Your copy should match the records exactly, except that it contains no pictures.

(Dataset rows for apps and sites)
--------------------------------

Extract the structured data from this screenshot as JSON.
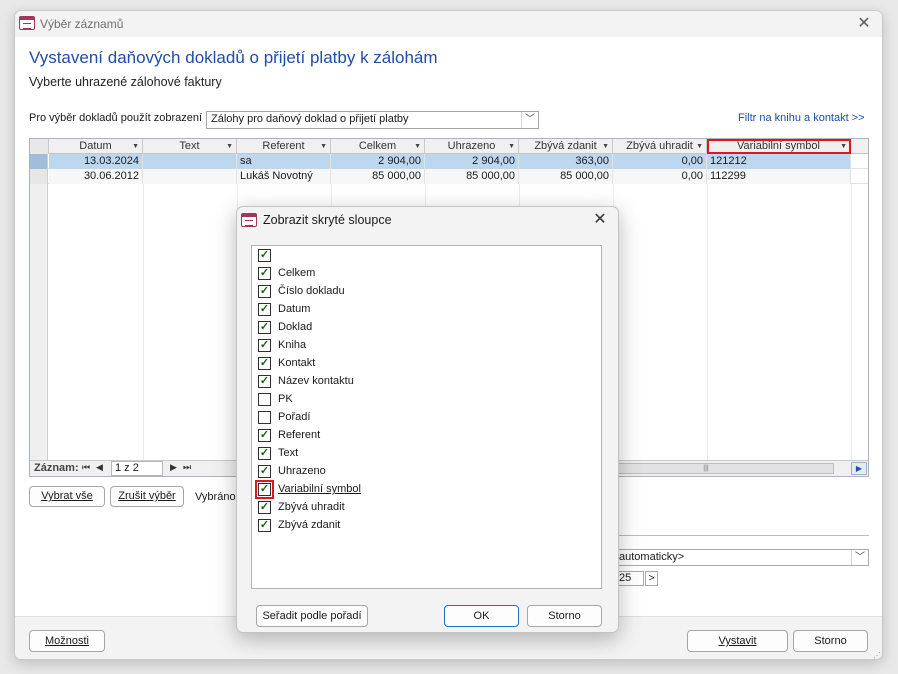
{
  "window": {
    "title": "Výběr záznamů",
    "heading": "Vystavení daňových dokladů o přijetí platby k zálohám",
    "subheading": "Vyberte uhrazené zálohové faktury"
  },
  "view": {
    "label": "Pro výběr dokladů použít zobrazení",
    "selected": "Zálohy pro daňový doklad o přijetí platby",
    "filter_link": "Filtr na knihu a kontakt >>"
  },
  "grid": {
    "columns": [
      "Datum",
      "Text",
      "Referent",
      "Celkem",
      "Uhrazeno",
      "Zbývá zdanit",
      "Zbývá uhradit",
      "Variabilní symbol"
    ],
    "rows": [
      [
        "13.03.2024",
        "",
        "sa",
        "2 904,00",
        "2 904,00",
        "363,00",
        "0,00",
        "121212"
      ],
      [
        "30.06.2012",
        "",
        "Lukáš Novotný",
        "85 000,00",
        "85 000,00",
        "85 000,00",
        "0,00",
        "112299"
      ]
    ],
    "record_label": "Záznam:",
    "record_position": "1 z 2",
    "nav_first": "⏮",
    "nav_prev": "◀",
    "nav_next": "▶",
    "nav_last": "⏭"
  },
  "buttons": {
    "select_all": "Vybrat vše",
    "cancel_selection": "Zrušit výběr",
    "selected_label": "Vybráno",
    "options": "Možnosti",
    "issue": "Vystavit",
    "cancel": "Storno"
  },
  "numbering": {
    "auto_value": "automaticky>",
    "page_value": "25"
  },
  "dialog": {
    "title": "Zobrazit skryté sloupce",
    "items": [
      {
        "label": "",
        "checked": true
      },
      {
        "label": "Celkem",
        "checked": true
      },
      {
        "label": "Číslo dokladu",
        "checked": true
      },
      {
        "label": "Datum",
        "checked": true
      },
      {
        "label": "Doklad",
        "checked": true
      },
      {
        "label": "Kniha",
        "checked": true
      },
      {
        "label": "Kontakt",
        "checked": true
      },
      {
        "label": "Název kontaktu",
        "checked": true
      },
      {
        "label": "PK",
        "checked": false
      },
      {
        "label": "Pořadí",
        "checked": false
      },
      {
        "label": "Referent",
        "checked": true
      },
      {
        "label": "Text",
        "checked": true
      },
      {
        "label": "Uhrazeno",
        "checked": true
      },
      {
        "label": "Variabilní symbol",
        "checked": true
      },
      {
        "label": "Zbývá uhradit",
        "checked": true
      },
      {
        "label": "Zbývá zdanit",
        "checked": true
      }
    ],
    "sort_button": "Seřadit podle pořadí",
    "ok_button": "OK",
    "cancel_button": "Storno"
  }
}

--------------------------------

[Finished exercise]
Extract the structured data from this screenshot as JSON.
{
  "window": {
    "title": "Výběr záznamů",
    "heading": "Vystavení daňových dokladů o přijetí platby k zálohám",
    "subheading": "Vyberte uhrazené zálohové faktury"
  },
  "view": {
    "label": "Pro výběr dokladů použít zobrazení",
    "selected": "Zálohy pro daňový doklad o přijetí platby",
    "filter_link": "Filtr na knihu a kontakt >>"
  },
  "grid": {
    "columns": [
      "Datum",
      "Text",
      "Referent",
      "Celkem",
      "Uhrazeno",
      "Zbývá zdanit",
      "Zbývá uhradit",
      "Variabilní symbol"
    ],
    "rows": [
      [
        "13.03.2024",
        "",
        "sa",
        "2 904,00",
        "2 904,00",
        "363,00",
        "0,00",
        "121212"
      ],
      [
        "30.06.2012",
        "",
        "Lukáš Novotný",
        "85 000,00",
        "85 000,00",
        "85 000,00",
        "0,00",
        "112299"
      ]
    ],
    "record_label": "Záznam:",
    "record_position": "1 z 2",
    "nav_first": "⏮",
    "nav_prev": "◀",
    "nav_next": "▶",
    "nav_last": "⏭"
  },
  "buttons": {
    "select_all": "Vybrat vše",
    "cancel_selection": "Zrušit výběr",
    "selected_label": "Vybráno",
    "options": "Možnosti",
    "issue": "Vystavit",
    "cancel": "Storno"
  },
  "numbering": {
    "auto_value": "automaticky>",
    "page_value": "25"
  },
  "dialog": {
    "title": "Zobrazit skryté sloupce",
    "items": [
      {
        "label": "",
        "checked": true
      },
      {
        "label": "Celkem",
        "checked": true
      },
      {
        "label": "Číslo dokladu",
        "checked": true
      },
      {
        "label": "Datum",
        "checked": true
      },
      {
        "label": "Doklad",
        "checked": true
      },
      {
        "label": "Kniha",
        "checked": true
      },
      {
        "label": "Kontakt",
        "checked": true
      },
      {
        "label": "Název kontaktu",
        "checked": true
      },
      {
        "label": "PK",
        "checked": false
      },
      {
        "label": "Pořadí",
        "checked": false
      },
      {
        "label": "Referent",
        "checked": true
      },
      {
        "label": "Text",
        "checked": true
      },
      {
        "label": "Uhrazeno",
        "checked": true
      },
      {
        "label": "Variabilní symbol",
        "checked": true
      },
      {
        "label": "Zbývá uhradit",
        "checked": true
      },
      {
        "label": "Zbývá zdanit",
        "checked": true
      }
    ],
    "sort_button": "Seřadit podle pořadí",
    "ok_button": "OK",
    "cancel_button": "Storno"
  }
}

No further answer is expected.